AB - OBJECTIVES: to determine the efficacy of a dental nurse-delivered intervention, the Dental Recur Brief Negotiated Interview for Oral Health (DR-BNI), in reducing the re-occurrence of dental caries in children who had a primary tooth extracted two years previously. METHOD: Two-arm, multi-centre randomised controlled trial (RCT), with blinded outcome assessment. 12 Centres in the UK; n=241, 5-7 year-old children scheduled to have primary teeth extracted. Test intervention (n=119): DR-BNI informed by motivational interviewing (MI). 30-minute structured conversation with parents led by trained dental nurses. Forward focus to prevent caries in future. Preventive goals agreed, review appointment made with general dental practice (GDP). GDP advised to treat child as high caries-risk. Control intervention (n=122): conversation about future eruption of permanent teeth, advised attend GDP as usual. Baseline: mean dmft 6.8 in DR-BNI group, 6.3 in control, median 5 teeth extracted, mainly under general anaesthesia. RESULTS: Final dental assessments by a single examiner visiting 189 schools two years after intervention; 193 (80%) of 241 children examined. 62% in control group developed new caries in teeth that were caries free or unerupted at baseline. In the test group, this was 44%, a significant reduction (p=0.021). The odds of new caries experience occurring were reduced by 51% in the DR-BNI group compared to control. Relative risk: 29% decrease in the risk of new caries experience in the DR-BNI group compared to control. In a wide range of high caries risk children, this single, low cost, low intensity intervention was successful in significantly reducing the risk of new caries experience. CONCLUSION: this trial has implications for changing paediatric dental practice internationally. Training in, and implementation of, an MI-informed brief intervention provides opportunities for dental nurses to go beyond clinical prevention to facilitate behaviour change, and to support oral health improvements for high caries risk children.

M3 - Article

JO - Journal of Dental Research

JF - Journal of Dental Research

SN - 0022-0345

ER -
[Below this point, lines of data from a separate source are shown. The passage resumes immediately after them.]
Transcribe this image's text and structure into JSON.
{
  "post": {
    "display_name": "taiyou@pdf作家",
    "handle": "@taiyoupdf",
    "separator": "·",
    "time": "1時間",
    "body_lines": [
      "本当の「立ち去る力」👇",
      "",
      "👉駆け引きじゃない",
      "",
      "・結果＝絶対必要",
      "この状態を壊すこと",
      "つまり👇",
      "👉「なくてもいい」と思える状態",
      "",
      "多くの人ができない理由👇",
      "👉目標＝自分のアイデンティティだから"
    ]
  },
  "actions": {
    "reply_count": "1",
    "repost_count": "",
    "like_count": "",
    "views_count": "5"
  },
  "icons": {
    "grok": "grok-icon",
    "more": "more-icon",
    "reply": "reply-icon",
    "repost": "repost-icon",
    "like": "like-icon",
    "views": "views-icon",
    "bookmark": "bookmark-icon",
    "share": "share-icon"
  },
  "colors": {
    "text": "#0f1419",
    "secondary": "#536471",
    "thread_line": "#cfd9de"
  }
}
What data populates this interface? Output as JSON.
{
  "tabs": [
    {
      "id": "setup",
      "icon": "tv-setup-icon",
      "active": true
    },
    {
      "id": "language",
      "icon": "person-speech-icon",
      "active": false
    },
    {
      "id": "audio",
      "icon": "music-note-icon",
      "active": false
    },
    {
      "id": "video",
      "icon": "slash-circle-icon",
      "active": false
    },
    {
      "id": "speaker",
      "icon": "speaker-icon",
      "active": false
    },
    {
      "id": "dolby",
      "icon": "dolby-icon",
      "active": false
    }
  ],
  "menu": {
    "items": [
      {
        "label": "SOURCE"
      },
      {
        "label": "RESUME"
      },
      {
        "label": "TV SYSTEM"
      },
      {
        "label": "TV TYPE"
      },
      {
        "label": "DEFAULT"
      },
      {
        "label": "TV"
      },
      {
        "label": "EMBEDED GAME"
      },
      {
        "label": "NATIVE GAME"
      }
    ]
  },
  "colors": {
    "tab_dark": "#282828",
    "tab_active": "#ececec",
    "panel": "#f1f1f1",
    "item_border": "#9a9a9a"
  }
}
Pine C, Adair P, Burnside G, Brennan L, Sutton L, Edwards RT et al. Dental RECUR clinical trial to prevent re-occurrence of caries in children. Journal of Dental Research. 2019 Oct 14.